Before the day of your cruise departure, speak with guest services and request pier assistance. Anyone with limited mobility has priority boarding access. Your worries should decrease knowing that you won’t have anyone trampling over you as they’re trying to get on board, as you’ll already be on the ship.
About 98% of public transportation buses are appropriately equipped to accommodate people in wheelchairs, but how are cruise ships equipped? It’s important to note that only specific wheelchair vendors are allowed on the ship. Contact the cruise line to see if your wheelchair makes the cut. If it doesn’t, the ship should have some chairs that can be rented out for the duration of the trip. The rental can be delivered directly to your cabin, so you don’t have to worry about trying to find the wheelchairs when boarding.
If the ship you’re riding on accepts your type of wheelchair and it’s a power version, check to see if all electrical supplies on the boat will work with your charger. If they do, it’s a good idea to pack a power strip and an extension cord since outlets in the cabins are limited.
Even if you use a power chair, it’s a good idea to either bring a manual, folding wheelchair or have one reserved for you on board. You never know what could happen to your wheelchair while sailing and you don’t want to be stuck in your room the entire trip. The manual wheelchair will also be helpful if you plan to get off the boat at different ports.
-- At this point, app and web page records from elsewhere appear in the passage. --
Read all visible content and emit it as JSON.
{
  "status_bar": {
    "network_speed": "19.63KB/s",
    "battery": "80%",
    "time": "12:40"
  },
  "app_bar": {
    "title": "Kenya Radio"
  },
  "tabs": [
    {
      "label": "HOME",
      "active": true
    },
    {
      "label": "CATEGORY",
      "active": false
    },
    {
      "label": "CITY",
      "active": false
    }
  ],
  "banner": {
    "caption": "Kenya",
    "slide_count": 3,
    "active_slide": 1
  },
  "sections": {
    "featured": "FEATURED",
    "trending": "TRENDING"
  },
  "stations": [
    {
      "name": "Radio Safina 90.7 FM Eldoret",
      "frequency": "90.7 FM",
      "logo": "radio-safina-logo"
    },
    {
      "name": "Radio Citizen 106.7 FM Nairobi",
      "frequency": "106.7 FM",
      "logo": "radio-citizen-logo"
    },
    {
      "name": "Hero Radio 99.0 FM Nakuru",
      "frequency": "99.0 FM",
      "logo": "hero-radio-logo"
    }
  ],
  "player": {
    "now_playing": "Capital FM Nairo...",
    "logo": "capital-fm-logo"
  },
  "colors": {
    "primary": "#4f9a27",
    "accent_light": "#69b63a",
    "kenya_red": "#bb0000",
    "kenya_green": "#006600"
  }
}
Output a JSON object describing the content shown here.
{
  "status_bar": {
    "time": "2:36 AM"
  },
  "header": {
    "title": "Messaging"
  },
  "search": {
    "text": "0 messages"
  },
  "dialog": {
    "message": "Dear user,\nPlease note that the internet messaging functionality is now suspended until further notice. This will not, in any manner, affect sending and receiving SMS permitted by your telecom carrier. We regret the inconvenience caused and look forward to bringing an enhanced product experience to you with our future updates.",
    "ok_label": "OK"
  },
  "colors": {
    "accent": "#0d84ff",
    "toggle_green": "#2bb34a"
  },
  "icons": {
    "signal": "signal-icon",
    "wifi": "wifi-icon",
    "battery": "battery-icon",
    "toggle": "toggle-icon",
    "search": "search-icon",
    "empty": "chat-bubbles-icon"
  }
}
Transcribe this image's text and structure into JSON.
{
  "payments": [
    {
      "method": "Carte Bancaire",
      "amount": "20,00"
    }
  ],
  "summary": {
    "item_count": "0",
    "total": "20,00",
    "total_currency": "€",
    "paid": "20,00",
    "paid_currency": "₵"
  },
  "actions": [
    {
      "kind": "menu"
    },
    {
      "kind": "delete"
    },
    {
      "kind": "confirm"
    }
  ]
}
Cruises can be a lot of fun but can be very intimidating for someone with a physical disability. Take the time prior to your trip to make sure you’re prepared and enjoy.